** Material for this task **
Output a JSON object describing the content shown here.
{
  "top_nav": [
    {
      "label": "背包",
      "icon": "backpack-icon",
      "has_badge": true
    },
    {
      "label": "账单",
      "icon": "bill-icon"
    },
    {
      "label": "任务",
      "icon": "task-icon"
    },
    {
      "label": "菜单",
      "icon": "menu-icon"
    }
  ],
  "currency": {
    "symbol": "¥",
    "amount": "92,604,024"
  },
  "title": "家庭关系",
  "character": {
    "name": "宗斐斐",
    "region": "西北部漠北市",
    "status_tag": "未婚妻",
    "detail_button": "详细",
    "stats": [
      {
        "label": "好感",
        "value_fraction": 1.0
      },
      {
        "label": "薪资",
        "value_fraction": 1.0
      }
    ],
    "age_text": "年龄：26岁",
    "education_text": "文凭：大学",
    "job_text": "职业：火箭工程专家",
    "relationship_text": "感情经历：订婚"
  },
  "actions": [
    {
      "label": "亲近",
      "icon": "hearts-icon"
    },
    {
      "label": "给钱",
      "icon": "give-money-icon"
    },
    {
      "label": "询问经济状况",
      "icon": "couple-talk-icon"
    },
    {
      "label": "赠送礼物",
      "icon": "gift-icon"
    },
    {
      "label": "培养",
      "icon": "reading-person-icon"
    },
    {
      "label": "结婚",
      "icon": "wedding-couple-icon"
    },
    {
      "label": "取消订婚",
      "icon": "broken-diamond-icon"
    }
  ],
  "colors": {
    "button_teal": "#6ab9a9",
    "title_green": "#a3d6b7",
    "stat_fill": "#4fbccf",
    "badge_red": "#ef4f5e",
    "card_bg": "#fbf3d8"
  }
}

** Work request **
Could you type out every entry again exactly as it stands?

** Solution to this exercise **
Output a JSON object describing the content shown here.
{
  "top_nav": [
    {
      "label": "背包",
      "icon": "backpack-icon",
      "has_badge": true
    },
    {
      "label": "账单",
      "icon": "bill-icon"
    },
    {
      "label": "任务",
      "icon": "task-icon"
    },
    {
      "label": "菜单",
      "icon": "menu-icon"
    }
  ],
  "currency": {
    "symbol": "¥",
    "amount": "92,604,024"
  },
  "title": "家庭关系",
  "character": {
    "name": "宗斐斐",
    "region": "西北部漠北市",
    "status_tag": "未婚妻",
    "detail_button": "详细",
    "stats": [
      {
        "label": "好感",
        "value_fraction": 1.0
      },
      {
        "label": "薪资",
        "value_fraction": 1.0
      }
    ],
    "age_text": "年龄：26岁",
    "education_text": "文凭：大学",
    "job_text": "职业：火箭工程专家",
    "relationship_text": "感情经历：订婚"
  },
  "actions": [
    {
      "label": "亲近",
      "icon": "hearts-icon"
    },
    {
      "label": "给钱",
      "icon": "give-money-icon"
    },
    {
      "label": "询问经济状况",
      "icon": "couple-talk-icon"
    },
    {
      "label": "赠送礼物",
      "icon": "gift-icon"
    },
    {
      "label": "培养",
      "icon": "reading-person-icon"
    },
    {
      "label": "结婚",
      "icon": "wedding-couple-icon"
    },
    {
      "label": "取消订婚",
      "icon": "broken-diamond-icon"
    }
  ],
  "colors": {
    "button_teal": "#6ab9a9",
    "title_green": "#a3d6b7",
    "stat_fill": "#4fbccf",
    "badge_red": "#ef4f5e",
    "card_bg": "#fbf3d8"
  }
}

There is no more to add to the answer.